Entries from a dataset of interfaces:
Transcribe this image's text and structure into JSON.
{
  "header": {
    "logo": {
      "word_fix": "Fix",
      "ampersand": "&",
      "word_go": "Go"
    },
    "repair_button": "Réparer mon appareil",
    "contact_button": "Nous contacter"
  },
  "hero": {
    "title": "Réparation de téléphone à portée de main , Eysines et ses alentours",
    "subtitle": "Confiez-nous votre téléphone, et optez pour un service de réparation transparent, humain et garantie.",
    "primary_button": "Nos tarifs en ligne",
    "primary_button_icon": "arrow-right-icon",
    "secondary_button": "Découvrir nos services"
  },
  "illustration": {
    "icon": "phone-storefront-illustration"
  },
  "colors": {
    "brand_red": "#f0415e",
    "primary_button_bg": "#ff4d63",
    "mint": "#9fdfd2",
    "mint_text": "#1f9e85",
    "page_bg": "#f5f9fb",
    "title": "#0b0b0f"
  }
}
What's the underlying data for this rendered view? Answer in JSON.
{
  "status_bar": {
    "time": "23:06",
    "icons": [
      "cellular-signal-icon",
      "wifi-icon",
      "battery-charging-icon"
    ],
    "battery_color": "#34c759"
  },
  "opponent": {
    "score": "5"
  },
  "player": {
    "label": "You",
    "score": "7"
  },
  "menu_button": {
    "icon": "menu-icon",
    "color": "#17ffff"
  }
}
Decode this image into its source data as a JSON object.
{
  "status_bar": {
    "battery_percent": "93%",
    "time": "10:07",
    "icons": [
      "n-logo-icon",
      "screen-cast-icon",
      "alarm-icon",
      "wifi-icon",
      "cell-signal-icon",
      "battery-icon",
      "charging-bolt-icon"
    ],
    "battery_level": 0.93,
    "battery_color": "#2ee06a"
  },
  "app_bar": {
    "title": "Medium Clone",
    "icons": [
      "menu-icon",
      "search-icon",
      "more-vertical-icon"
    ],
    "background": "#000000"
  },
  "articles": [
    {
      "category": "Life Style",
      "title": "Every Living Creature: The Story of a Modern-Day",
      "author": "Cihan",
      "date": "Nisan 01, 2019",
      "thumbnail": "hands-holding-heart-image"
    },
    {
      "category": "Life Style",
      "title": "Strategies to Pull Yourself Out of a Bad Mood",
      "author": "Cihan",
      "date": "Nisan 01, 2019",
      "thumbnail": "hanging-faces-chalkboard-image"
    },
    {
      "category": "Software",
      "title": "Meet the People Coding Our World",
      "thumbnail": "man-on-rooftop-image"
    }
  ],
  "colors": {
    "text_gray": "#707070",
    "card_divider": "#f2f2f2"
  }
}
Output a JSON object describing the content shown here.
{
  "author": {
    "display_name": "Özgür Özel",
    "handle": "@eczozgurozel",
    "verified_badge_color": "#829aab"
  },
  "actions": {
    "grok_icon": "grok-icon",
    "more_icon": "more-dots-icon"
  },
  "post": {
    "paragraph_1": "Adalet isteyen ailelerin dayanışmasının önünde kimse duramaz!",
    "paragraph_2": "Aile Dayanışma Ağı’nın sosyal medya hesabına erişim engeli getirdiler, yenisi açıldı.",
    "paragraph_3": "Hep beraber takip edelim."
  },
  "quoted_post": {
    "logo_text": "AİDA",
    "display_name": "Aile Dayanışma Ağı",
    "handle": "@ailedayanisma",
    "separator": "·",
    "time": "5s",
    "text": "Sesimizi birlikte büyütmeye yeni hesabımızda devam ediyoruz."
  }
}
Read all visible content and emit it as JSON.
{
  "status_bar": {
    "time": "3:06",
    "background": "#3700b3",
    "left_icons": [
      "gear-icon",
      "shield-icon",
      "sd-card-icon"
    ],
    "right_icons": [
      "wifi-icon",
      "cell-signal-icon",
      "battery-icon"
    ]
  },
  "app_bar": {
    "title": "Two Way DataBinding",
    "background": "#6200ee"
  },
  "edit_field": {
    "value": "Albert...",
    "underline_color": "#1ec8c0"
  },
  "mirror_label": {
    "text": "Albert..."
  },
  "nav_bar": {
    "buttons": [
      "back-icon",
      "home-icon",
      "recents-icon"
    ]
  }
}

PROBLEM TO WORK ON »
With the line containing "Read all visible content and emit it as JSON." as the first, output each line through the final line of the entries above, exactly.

RESPONSE AREA »
Read all visible content and emit it as JSON.
{
  "status_bar": {
    "time": "3:06",
    "background": "#3700b3",
    "left_icons": [
      "gear-icon",
      "shield-icon",
      "sd-card-icon"
    ],
    "right_icons": [
      "wifi-icon",
      "cell-signal-icon",
      "battery-icon"
    ]
  },
  "app_bar": {
    "title": "Two Way DataBinding",
    "background": "#6200ee"
  },
  "edit_field": {
    "value": "Albert...",
    "underline_color": "#1ec8c0"
  },
  "mirror_label": {
    "text": "Albert..."
  },
  "nav_bar": {
    "buttons": [
      "back-icon",
      "home-icon",
      "recents-icon"
    ]
  }
}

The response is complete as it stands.